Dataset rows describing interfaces
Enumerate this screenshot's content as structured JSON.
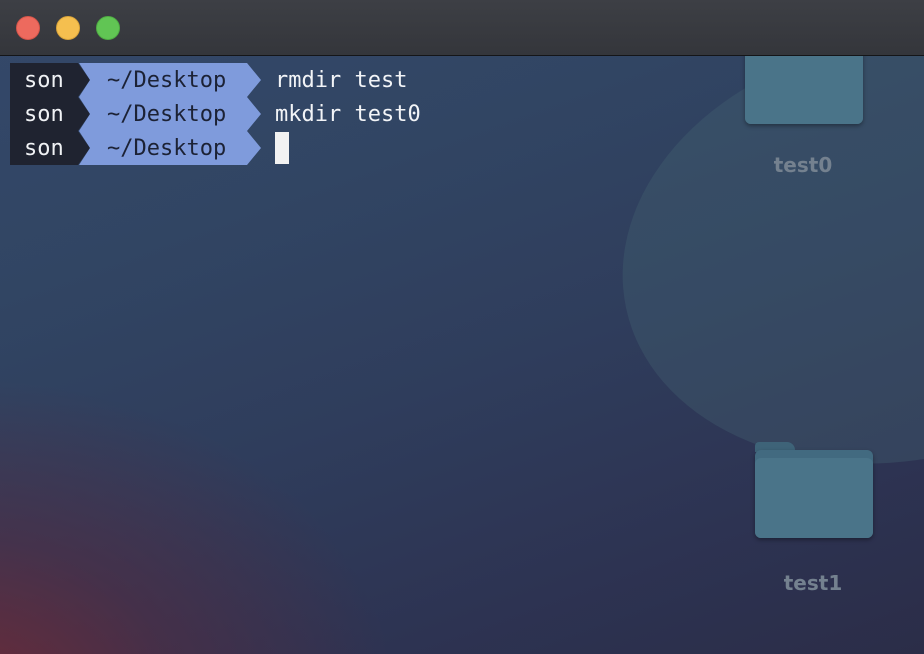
{
  "window": {
    "controls": [
      "close",
      "minimize",
      "zoom"
    ]
  },
  "terminal": {
    "lines": [
      {
        "user": "son",
        "dir": "~/Desktop",
        "command": "rmdir test"
      },
      {
        "user": "son",
        "dir": "~/Desktop",
        "command": "mkdir test0"
      },
      {
        "user": "son",
        "dir": "~/Desktop",
        "command": ""
      }
    ],
    "prompt_colors": {
      "user_bg": "#1f2330",
      "dir_bg": "#7f9bdc"
    }
  },
  "desktop": {
    "items": [
      {
        "name": "test0",
        "icon": "folder-icon"
      },
      {
        "name": "test1",
        "icon": "folder-icon"
      }
    ]
  }
}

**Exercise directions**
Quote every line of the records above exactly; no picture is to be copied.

**The completed task**
Enumerate this screenshot's content as structured JSON.
{
  "window": {
    "controls": [
      "close",
      "minimize",
      "zoom"
    ]
  },
  "terminal": {
    "lines": [
      {
        "user": "son",
        "dir": "~/Desktop",
        "command": "rmdir test"
      },
      {
        "user": "son",
        "dir": "~/Desktop",
        "command": "mkdir test0"
      },
      {
        "user": "son",
        "dir": "~/Desktop",
        "command": ""
      }
    ],
    "prompt_colors": {
      "user_bg": "#1f2330",
      "dir_bg": "#7f9bdc"
    }
  },
  "desktop": {
    "items": [
      {
        "name": "test0",
        "icon": "folder-icon"
      },
      {
        "name": "test1",
        "icon": "folder-icon"
      }
    ]
  }
}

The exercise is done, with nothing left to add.